Sheffield Hallam pop-up Christmas shop raises funds for Children's Hospital

A packaging expert at Sheffield Hallam University, who provides design expertise to small and medium sized businesses, has been showcasing his work at a charity pop-up Christmas shop.

Friday, 21st December 2018, 5:02 pm
Updated Tuesday, 8th January 2019, 3:49 pm
John Kirkby from Design Futures selling his wares at Sheffield Hallam University.

John Kirkby and his team within the University's design consultancy, Design Futures, have been supporting local businesses across the region and providing packaging expertise as part of the Sheffield Innovation Programme which has received funding from the European Regional Development Fund (ERDF).

The team has supported 49 companies, engaging with a variety of businesses in the Sheffield City Region in the last year.

The pop-up shop they set up on campus gave them an opportunity to showcase their work and raise awareness of their services, with the £472.95 proceeds donated to Sheffield Children's Hospital.

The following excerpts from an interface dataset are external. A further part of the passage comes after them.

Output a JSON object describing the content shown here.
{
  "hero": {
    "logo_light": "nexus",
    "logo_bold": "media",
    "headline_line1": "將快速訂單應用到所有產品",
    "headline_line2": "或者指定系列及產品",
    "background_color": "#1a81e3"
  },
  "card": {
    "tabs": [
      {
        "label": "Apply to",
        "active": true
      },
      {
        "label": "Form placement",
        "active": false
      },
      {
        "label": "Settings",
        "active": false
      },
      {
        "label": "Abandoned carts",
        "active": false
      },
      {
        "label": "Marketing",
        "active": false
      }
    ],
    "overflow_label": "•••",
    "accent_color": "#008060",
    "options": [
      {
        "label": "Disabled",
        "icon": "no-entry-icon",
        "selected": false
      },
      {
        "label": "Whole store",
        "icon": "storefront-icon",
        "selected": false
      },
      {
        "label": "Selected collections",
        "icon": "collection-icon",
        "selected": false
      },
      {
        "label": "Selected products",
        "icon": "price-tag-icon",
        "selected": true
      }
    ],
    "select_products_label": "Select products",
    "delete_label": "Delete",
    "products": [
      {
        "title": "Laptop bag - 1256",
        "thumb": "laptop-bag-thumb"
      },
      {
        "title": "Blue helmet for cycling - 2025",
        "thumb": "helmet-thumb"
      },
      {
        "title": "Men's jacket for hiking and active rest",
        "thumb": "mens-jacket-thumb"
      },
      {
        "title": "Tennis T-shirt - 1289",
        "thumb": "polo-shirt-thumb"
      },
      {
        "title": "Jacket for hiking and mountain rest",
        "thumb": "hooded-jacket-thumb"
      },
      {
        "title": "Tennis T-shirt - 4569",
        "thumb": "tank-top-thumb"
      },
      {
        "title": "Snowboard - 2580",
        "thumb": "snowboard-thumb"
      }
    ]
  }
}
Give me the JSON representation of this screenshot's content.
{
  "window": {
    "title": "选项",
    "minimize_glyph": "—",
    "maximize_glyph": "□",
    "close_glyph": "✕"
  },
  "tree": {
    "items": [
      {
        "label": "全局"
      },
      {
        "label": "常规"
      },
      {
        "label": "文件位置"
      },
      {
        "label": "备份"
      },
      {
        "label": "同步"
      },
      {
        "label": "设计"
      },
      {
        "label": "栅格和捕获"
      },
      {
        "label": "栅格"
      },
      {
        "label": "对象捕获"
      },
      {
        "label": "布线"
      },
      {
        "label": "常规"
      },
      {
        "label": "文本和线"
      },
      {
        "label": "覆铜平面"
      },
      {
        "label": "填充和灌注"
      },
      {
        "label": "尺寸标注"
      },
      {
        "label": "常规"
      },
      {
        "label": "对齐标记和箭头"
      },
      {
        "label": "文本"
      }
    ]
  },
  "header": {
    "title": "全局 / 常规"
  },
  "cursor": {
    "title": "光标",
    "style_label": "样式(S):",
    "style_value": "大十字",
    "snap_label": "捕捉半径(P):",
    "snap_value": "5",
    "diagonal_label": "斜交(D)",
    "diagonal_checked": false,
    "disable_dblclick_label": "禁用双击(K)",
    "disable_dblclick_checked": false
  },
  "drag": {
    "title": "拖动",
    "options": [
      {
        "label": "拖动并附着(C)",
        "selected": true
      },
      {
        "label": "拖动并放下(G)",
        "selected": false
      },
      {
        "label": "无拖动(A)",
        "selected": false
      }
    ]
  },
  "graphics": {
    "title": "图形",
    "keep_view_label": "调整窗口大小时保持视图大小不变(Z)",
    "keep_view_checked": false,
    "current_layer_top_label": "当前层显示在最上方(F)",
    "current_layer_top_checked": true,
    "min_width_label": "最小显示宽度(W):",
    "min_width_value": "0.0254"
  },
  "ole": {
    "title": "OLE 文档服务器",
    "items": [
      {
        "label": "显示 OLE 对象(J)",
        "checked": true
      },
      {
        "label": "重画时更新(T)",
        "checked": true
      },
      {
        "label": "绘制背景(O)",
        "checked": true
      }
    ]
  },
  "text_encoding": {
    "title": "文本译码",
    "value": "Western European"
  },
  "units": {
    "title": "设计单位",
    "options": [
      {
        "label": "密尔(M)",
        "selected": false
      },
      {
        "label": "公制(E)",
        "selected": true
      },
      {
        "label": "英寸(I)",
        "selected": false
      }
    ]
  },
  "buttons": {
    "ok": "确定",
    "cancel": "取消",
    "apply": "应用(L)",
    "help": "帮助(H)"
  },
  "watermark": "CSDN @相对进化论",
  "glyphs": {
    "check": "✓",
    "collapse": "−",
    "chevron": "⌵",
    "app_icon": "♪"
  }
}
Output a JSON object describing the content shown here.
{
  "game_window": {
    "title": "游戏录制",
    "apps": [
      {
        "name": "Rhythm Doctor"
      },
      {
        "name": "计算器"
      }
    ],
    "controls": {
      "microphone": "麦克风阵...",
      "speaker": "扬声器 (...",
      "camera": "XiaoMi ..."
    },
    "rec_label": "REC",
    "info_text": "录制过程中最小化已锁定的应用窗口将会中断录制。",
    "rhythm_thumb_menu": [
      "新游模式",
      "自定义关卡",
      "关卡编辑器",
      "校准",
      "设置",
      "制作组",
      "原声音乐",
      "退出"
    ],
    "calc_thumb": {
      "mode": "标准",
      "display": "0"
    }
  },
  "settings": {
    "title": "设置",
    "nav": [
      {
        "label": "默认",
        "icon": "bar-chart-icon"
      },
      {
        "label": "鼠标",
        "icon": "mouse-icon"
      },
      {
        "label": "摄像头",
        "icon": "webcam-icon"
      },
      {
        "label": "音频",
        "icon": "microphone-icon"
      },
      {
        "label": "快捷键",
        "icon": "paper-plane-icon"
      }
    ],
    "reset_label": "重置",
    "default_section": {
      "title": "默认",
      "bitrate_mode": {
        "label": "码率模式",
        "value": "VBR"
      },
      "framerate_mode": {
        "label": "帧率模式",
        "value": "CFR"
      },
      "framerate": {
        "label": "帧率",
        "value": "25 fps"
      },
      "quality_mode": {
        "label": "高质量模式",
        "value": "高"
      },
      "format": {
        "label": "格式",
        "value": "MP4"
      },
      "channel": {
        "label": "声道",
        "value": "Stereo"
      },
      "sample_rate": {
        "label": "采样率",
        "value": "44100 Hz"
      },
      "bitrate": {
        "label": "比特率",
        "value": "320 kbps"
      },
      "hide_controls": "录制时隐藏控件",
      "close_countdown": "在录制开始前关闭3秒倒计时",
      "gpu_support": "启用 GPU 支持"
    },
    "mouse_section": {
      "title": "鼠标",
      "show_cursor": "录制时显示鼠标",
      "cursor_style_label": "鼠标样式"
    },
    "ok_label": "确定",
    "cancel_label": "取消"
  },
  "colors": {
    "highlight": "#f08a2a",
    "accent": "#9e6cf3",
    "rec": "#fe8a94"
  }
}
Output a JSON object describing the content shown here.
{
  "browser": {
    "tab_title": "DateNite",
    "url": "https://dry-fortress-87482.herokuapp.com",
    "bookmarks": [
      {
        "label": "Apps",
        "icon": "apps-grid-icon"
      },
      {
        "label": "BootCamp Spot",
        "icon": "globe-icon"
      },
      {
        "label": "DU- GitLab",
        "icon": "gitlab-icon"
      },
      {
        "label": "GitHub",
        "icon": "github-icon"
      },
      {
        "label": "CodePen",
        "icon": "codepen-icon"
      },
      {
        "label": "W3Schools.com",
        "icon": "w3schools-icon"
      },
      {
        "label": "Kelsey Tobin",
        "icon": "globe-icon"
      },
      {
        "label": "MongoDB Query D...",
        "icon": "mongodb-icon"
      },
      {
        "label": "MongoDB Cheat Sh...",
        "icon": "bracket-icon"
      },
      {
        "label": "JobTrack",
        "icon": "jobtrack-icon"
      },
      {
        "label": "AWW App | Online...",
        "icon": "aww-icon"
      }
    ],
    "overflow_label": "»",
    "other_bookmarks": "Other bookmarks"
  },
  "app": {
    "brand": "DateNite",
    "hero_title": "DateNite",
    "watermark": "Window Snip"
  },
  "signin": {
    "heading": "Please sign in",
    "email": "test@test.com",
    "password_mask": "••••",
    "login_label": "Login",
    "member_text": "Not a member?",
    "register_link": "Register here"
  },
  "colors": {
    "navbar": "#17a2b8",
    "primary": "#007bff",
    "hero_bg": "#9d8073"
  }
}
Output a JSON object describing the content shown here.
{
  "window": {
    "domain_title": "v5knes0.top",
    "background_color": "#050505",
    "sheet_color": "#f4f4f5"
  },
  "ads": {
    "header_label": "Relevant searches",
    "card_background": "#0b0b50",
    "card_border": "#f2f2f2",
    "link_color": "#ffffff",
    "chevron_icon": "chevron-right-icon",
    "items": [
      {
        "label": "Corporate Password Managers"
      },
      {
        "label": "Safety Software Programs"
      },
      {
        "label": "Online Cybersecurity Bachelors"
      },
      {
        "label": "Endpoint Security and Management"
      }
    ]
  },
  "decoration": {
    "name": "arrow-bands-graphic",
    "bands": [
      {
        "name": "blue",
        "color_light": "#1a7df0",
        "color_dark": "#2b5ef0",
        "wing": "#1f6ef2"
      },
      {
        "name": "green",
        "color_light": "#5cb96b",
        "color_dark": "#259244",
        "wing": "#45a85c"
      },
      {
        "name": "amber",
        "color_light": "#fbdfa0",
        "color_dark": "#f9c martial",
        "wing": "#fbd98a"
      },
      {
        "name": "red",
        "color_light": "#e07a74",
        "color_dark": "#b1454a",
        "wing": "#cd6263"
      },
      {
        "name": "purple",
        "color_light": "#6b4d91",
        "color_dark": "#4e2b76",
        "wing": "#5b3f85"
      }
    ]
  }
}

Mary Lord, owner of successful Sheffield start-up Squidge and Pip, worked with the team to improve packaging for a baby teether she created, which is now sold in John Lewis.

She said: 'The Sheffield Innovation Programme provided me with access to the great skills of the Sheffield Hallam packaging team which has helped us develop effective retail packaging for our products.

"The pop up shop provided an opportunity to sell some products and support a great local charity.

'The products on sale in the shop certainly showed there are some great independent businesses within our region at the moment.'

John Kirkby, creative director of Design Futures, said: 'It was a great experience to be involved in selling products we had packaged in our work.

"We partnered with Sheffield Children's Hospital charity donating all profits from sales to support the care of local children.

'The outcome was a pop-up shop selling a great range of locally-produced gifts including chocolate from three local companies, scented candles and Christmas cake."

The Sheffield Innovation Programme was set up to encourage academics and businesses to collaborate on entrepreneurial projects in 2016.

The aim is to boost regional economic growth in the Sheffield City Region by fostering relationships between SMEs and academics at both of the city's universities.

In the last two years 186 academics from Sheffield Hallam University and the University of Sheffield have worked with 300 companies within the region on an assortment of projects.